A Polk County jury found a former Iowa Lottery contractor guilty of two counts of fraud for allegedly manipulating the numbers so he could try to claim a multi-million dollar Hot Lotto prize back in 2011.
Lawyers for 52-year-old Eddie Tipton argued he was not the person on surveillance video seen buying the ticket and there was no evidence he manipulated the numbers draw by a computer.
Assistant Attorney General Rob Sand, prosecuted the case for the state. “I think it’s a good verdict, that shows that modern juries today — just people off the street — understand the inner workings of technology are mostly proven by through circumstances around them than what we see directly,” Sand says. “And I think that’s a good indication that these crimes are prosecutable in the future, even if we lack the absolute direct evidence.”
Tipton worked for the Multi-State Lottery Association as information security director, and prosecutors showed how he could have manipulated the computer program to draw the numbers that he wanted. Sand believes the testimony of people who identified Tipton from the surveillance video of the convenience store where the ticket was sold was a key in the verdict. “They aren’t people who are trying to identify a stranger, but individuals watching the video saying ‘I know that person,’ is very strong evidence of identification,” Sand says.
He says those identifications, combined with the other evidence that showed how Tipton could have used a program to erase any traces of what he had done. “There’s simply too many coincidences for it to be a series of coincidences. And I think the jury at that point likely thought these are not coincidences, but clues that all have a single explanation as to a variety of explanations,” Sand explains. The ticket for the 14 million dollar prize was turned just before it was set to expire on December 29, 2011. A New York attorney tried to claim the prize for a trust incorporated in Belize. Iowa Lottery officials refused to pay out the prize after people involved in the trust refused to reveal their identities.
That led to a lot of mystery surrounding the case. Sand says the case also gained national attention because it was unusual. “I think it is to my knowledge the first time that someone has been accused of fixing a lottery game that is run through a computer program,” Sand says. “I know, I think in the 1980’s maybe the 1990’s there was a scandal in Pennsylvania with individuals who were I think were injecting dye into roller balls in a Powerball type game — which is I think is what led to the use of computer programs in a game like this.”

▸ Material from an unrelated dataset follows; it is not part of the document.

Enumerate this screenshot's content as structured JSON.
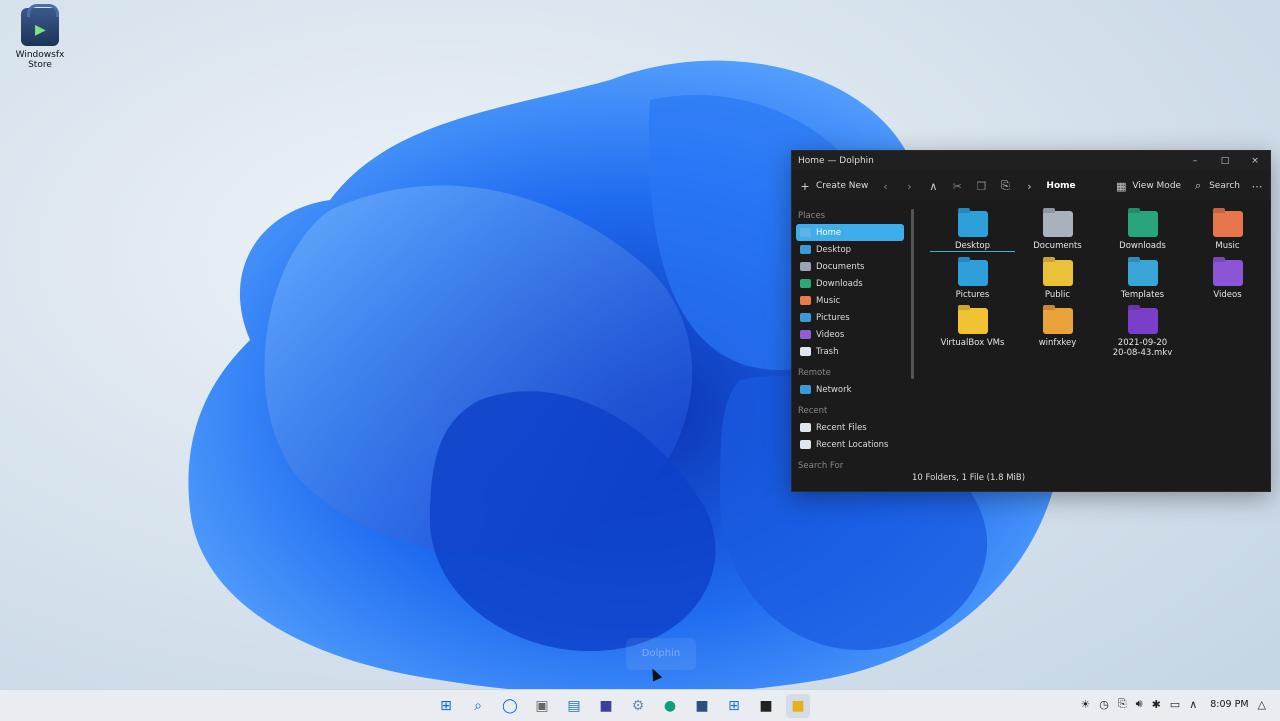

Tipton faces 10 years in prison and is schedule to have a sentencing hearing on September 9th.
The guilty verdict in the Hot Lotto case brings the story one step closer to a conclusion in what Iowa Lottery spokesperson Mary Neubauer says has been one of the strangest in the history of the organization.
“There is no doubt this has been a fascinating case. I think we said several times that the best fiction writer could not have made up the reality that occurred,” Neubauer says. The Iowa Lottery refused to pay out the jackpot until it had more information on the winner, and Neubauer says that shows the system worked.
“This is just a really important reminder that lotteries have to keep monitoring and making improvements to stay ahead of people who would try to beat the system,” Neubauer says. “We never will be able to stop people from trying to commit crimes — but we need to have strong procedures in place to catch and prevent them when they do. And we think the system worked in this particular case.”
Neubauer says they made adjustments made as information came out about this case. “There have been some things that we have changed because of the particular things we have learned in this case,” Neubauer says. She says she’s not going to reveal the changes to keep them from anyone who might want to try to cheat the system.
The Hot Lotto prize in question would have been around 10 million dollars if taken in cash, and was worth just over 14 million dollars at the time the ticket was turned in. The Iowa Lottery used the money from that jackpot for another promotion after deciding there was not enough information to pay it out.